Date of Award

Spring 2009

Document Type


Degree Name

Doctor of Philosophy (PhD)


Micro and Nanoscale Systems

First Advisor

Daniela S. Mainardi


Enzymes are considered for electrochemical generation of power in fuel cells. Methanol dehydrogenase (MDH) is one such enzyme, which has been used as an anodic catalyst for a methanol-fed biofuel cell producing enough power for small electronic device applications. In practice, however, there are power output limitations associated with this MDH fuel cell, which may potentially be eliminated or reduced if the reactivity of this enzyme during the oxidation of methanol at the molecular level is clearly understood.

Two mechanisms for the methanol oxidation process by MDH have been proposed in the literature, Addition-Elimination (A-E) and Hydride Transfer (H-T), but no agreement has been reached about what mechanism actually operates in reality.

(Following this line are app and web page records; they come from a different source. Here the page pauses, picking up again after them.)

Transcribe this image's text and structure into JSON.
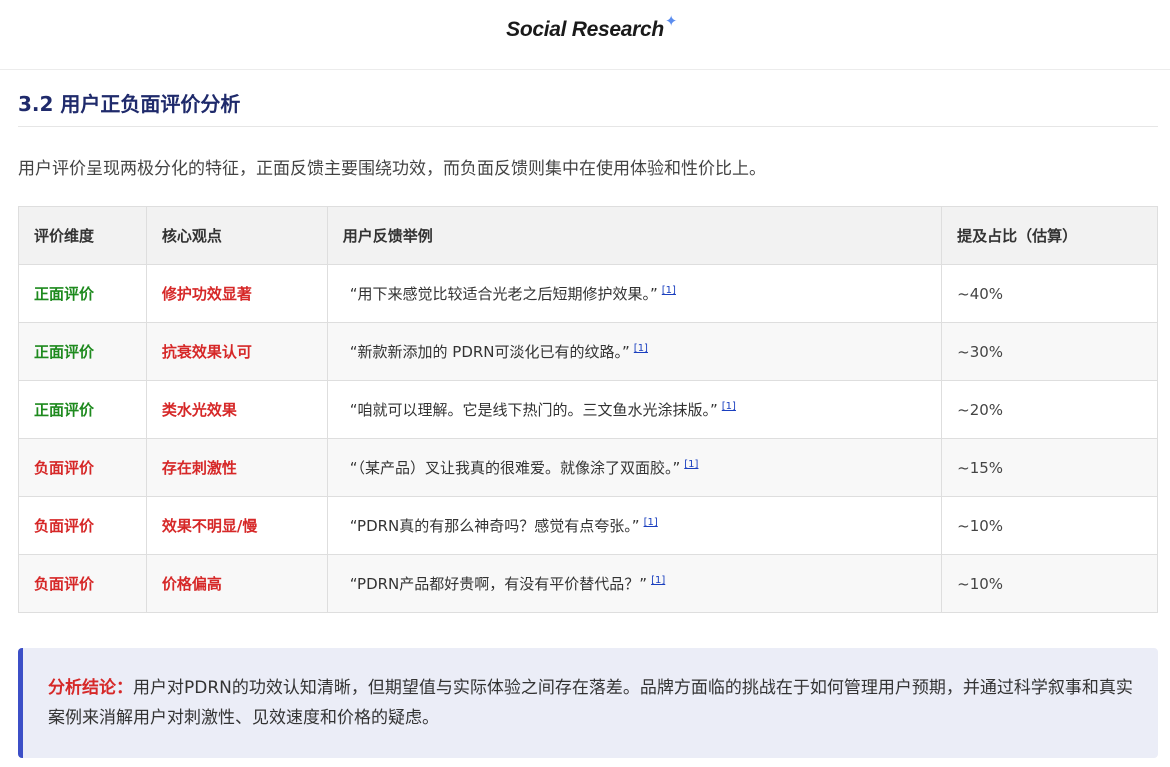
{
  "header": {
    "brand": "Social Research",
    "brand_icon": "sparkle-icon",
    "accent_color": "#5b8def"
  },
  "section": {
    "title": "3.2 用户正负面评价分析",
    "intro": "用户评价呈现两极分化的特征，正面反馈主要围绕功效，而负面反馈则集中在使用体验和性价比上。"
  },
  "table": {
    "headers": [
      "评价维度",
      "核心观点",
      "用户反馈举例",
      "提及占比（估算）"
    ],
    "rows": [
      {
        "dimension": "正面评价",
        "sentiment": "positive",
        "core": "修护功效显著",
        "quote": "“用下来感觉比较适合光老之后短期修护效果。”",
        "cite": "[1]",
        "share": "~40%"
      },
      {
        "dimension": "正面评价",
        "sentiment": "positive",
        "core": "抗衰效果认可",
        "quote": "“新款新添加的 PDRN可淡化已有的纹路。”",
        "cite": "[1]",
        "share": "~30%"
      },
      {
        "dimension": "正面评价",
        "sentiment": "positive",
        "core": "类水光效果",
        "quote": "“咱就可以理解。它是线下热门的。三文鱼水光涂抹版。”",
        "cite": "[1]",
        "share": "~20%"
      },
      {
        "dimension": "负面评价",
        "sentiment": "negative",
        "core": "存在刺激性",
        "quote": "“（某产品）叉让我真的很难爱。就像涂了双面胶。”",
        "cite": "[1]",
        "share": "~15%"
      },
      {
        "dimension": "负面评价",
        "sentiment": "negative",
        "core": "效果不明显/慢",
        "quote": "“PDRN真的有那么神奇吗？感觉有点夸张。”",
        "cite": "[1]",
        "share": "~10%"
      },
      {
        "dimension": "负面评价",
        "sentiment": "negative",
        "core": "价格偏高",
        "quote": "“PDRN产品都好贵啊，有没有平价替代品？”",
        "cite": "[1]",
        "share": "~10%"
      }
    ],
    "colors": {
      "positive": "#1e8a1e",
      "negative": "#d62828"
    }
  },
  "conclusion": {
    "label": "分析结论：",
    "text": "用户对PDRN的功效认知清晰，但期望值与实际体验之间存在落差。品牌方面临的挑战在于如何管理用户预期，并通过科学叙事和真实案例来消解用户对刺激性、见效速度和价格的疑虑。",
    "accent_color": "#3c4fc7"
  }
}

Also, it was suggested that ion-modified MDH, particularly Ba 2+-MDH enzyme, is more active towards oxidation of methanol than Ca 2+-MDH from experimental kinetic observations.

In this dissertation, MDH active site models of varying sizes were tested for the A-E and H-T methanol oxidation in the presence of both Ca2+ and Ba2+. Potential energy surfaces for the reactions were calculated, and the feasibility of the suggested reaction mechanisms was judged by comparison with available experimental free energy barriers. By systematically increasing the size of the models, deeper insight into the details of the reactions was obtained, and the role of the various active site residues was also analyzed.

Comparison of free energy barriers calculated for the rate-determining steps in this work for the A-E and H-T oxidation mechanisms with experimental Gibbs energy of activation by Ca2+-MDH showed that these two mechanisms may not be correctly proposed in the literature. Also, the reduction of barriers for the rate-determining steps in the presence of Ba2+ for A-E and H-T obtained with the best MDH active site model tested here is almost twice as much the experimental free energy reduction with Ba 2+-MDH for methanol oxidation.

A modified first step of original H-T resulted in a newly proposed two-step H-T oxidation mechanism, where the barrier for the formation of final product, formaldehyde, during the first step is very much comparable (11.4 kcal/mol) to the experimental Gibbs energy of activation (8.5 kcal/mol). In the case of Ba2+ presence during this new mechanism, the free energy barrier is 6.2 kcal/mol, which is comparable to free energy of activation for oxidation of methanol by Ba2+-MDH (3.5 kcal/mol). The second and final step involving proton transfer in this Two-step H-T was observed to be mediated by a water molecule in the presence of both ions.

Moreover, DFT-MD investigations on the reactant complex and necessary intermediates associated with all mechanisms also lead us to the conclusion that oxidation of methanol by MDH has a greater probability of proceeding through the two-step hydride transfer mechanism compared to proposed A-E and H-T.